Start of Block
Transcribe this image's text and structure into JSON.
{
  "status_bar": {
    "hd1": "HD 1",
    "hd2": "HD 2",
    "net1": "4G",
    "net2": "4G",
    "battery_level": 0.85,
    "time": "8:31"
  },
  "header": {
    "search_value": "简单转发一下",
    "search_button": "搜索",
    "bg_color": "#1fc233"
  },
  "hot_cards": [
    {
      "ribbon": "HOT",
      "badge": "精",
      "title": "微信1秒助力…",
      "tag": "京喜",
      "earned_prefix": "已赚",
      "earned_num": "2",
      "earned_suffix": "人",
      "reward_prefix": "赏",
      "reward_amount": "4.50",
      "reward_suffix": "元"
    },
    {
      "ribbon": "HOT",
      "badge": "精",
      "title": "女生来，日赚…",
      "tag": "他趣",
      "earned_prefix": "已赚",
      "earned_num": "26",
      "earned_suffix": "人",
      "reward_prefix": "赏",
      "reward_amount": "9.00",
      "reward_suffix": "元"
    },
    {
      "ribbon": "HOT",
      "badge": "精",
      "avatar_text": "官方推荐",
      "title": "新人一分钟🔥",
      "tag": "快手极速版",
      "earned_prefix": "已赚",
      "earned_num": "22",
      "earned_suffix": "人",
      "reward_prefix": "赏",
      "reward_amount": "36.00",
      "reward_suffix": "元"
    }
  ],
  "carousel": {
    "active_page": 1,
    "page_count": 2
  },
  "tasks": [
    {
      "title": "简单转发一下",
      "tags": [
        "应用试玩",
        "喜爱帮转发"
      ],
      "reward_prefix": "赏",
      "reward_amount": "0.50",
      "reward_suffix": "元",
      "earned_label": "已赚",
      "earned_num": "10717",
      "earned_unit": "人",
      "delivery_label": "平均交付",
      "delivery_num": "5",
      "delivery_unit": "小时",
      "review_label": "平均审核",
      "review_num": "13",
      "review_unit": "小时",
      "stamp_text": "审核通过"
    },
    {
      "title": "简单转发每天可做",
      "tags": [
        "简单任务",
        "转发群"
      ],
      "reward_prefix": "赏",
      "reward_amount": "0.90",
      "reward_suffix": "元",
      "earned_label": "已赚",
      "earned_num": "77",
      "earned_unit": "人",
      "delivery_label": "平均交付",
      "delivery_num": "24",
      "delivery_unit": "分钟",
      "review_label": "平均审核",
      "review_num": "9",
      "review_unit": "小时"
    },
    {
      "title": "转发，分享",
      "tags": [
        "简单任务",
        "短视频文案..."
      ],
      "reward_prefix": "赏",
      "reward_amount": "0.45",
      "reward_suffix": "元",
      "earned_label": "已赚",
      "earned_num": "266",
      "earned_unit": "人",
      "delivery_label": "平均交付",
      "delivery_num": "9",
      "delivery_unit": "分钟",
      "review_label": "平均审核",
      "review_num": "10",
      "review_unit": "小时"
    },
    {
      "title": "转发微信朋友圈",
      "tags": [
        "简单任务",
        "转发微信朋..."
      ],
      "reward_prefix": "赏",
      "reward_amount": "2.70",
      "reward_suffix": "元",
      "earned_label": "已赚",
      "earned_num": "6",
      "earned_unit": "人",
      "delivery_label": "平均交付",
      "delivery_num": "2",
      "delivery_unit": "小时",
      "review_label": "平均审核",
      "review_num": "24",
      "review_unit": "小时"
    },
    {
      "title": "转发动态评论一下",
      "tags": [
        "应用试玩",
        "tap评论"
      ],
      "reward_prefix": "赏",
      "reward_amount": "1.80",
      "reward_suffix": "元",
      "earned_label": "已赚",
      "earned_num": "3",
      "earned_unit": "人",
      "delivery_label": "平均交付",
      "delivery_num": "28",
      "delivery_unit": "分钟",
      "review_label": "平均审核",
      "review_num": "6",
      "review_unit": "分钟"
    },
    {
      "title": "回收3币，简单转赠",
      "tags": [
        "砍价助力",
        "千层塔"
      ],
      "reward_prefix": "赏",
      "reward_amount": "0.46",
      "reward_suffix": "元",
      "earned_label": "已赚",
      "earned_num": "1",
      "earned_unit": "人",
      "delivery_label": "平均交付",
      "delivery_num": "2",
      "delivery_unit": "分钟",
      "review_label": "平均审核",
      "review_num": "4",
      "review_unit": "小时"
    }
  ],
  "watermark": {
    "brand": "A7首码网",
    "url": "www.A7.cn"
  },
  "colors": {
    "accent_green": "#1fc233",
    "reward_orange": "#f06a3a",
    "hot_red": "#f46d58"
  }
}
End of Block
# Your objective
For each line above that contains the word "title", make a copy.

# Reply to the task
      "title": "微信1秒助力…",
      "title": "女生来，日赚…",
      "title": "新人一分钟🔥",
      "title": "简单转发一下",
      "title": "简单转发每天可做",
      "title": "转发，分享",
      "title": "转发微信朋友圈",
      "title": "转发动态评论一下",
      "title": "回收3币，简单转赠",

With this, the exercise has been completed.